▶ **WORK INSTRUCTION**: Nothing in the records may be changed; retype them in full.

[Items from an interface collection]
□ □ □ □ □

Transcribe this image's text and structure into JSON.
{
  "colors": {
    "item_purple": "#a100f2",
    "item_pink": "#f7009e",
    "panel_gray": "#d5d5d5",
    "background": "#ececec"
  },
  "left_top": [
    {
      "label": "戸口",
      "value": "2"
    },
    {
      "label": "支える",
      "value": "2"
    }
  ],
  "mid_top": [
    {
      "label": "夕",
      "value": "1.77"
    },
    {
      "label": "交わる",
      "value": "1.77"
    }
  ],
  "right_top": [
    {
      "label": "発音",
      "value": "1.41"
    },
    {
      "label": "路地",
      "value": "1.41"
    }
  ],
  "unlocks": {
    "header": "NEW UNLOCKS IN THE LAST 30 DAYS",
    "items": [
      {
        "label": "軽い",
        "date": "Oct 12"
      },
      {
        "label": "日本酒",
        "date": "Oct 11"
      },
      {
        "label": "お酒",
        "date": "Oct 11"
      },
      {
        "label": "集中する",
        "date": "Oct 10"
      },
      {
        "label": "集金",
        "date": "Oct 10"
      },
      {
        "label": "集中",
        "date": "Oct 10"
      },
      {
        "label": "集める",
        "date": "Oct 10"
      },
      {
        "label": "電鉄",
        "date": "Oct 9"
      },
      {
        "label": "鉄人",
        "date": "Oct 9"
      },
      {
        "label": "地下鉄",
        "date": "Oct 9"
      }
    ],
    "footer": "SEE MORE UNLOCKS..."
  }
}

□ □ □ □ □

▶ **ANSWER SPACE**:
Transcribe this image's text and structure into JSON.
{
  "colors": {
    "item_purple": "#a100f2",
    "item_pink": "#f7009e",
    "panel_gray": "#d5d5d5",
    "background": "#ececec"
  },
  "left_top": [
    {
      "label": "戸口",
      "value": "2"
    },
    {
      "label": "支える",
      "value": "2"
    }
  ],
  "mid_top": [
    {
      "label": "夕",
      "value": "1.77"
    },
    {
      "label": "交わる",
      "value": "1.77"
    }
  ],
  "right_top": [
    {
      "label": "発音",
      "value": "1.41"
    },
    {
      "label": "路地",
      "value": "1.41"
    }
  ],
  "unlocks": {
    "header": "NEW UNLOCKS IN THE LAST 30 DAYS",
    "items": [
      {
        "label": "軽い",
        "date": "Oct 12"
      },
      {
        "label": "日本酒",
        "date": "Oct 11"
      },
      {
        "label": "お酒",
        "date": "Oct 11"
      },
      {
        "label": "集中する",
        "date": "Oct 10"
      },
      {
        "label": "集金",
        "date": "Oct 10"
      },
      {
        "label": "集中",
        "date": "Oct 10"
      },
      {
        "label": "集める",
        "date": "Oct 10"
      },
      {
        "label": "電鉄",
        "date": "Oct 9"
      },
      {
        "label": "鉄人",
        "date": "Oct 9"
      },
      {
        "label": "地下鉄",
        "date": "Oct 9"
      }
    ],
    "footer": "SEE MORE UNLOCKS..."
  }
}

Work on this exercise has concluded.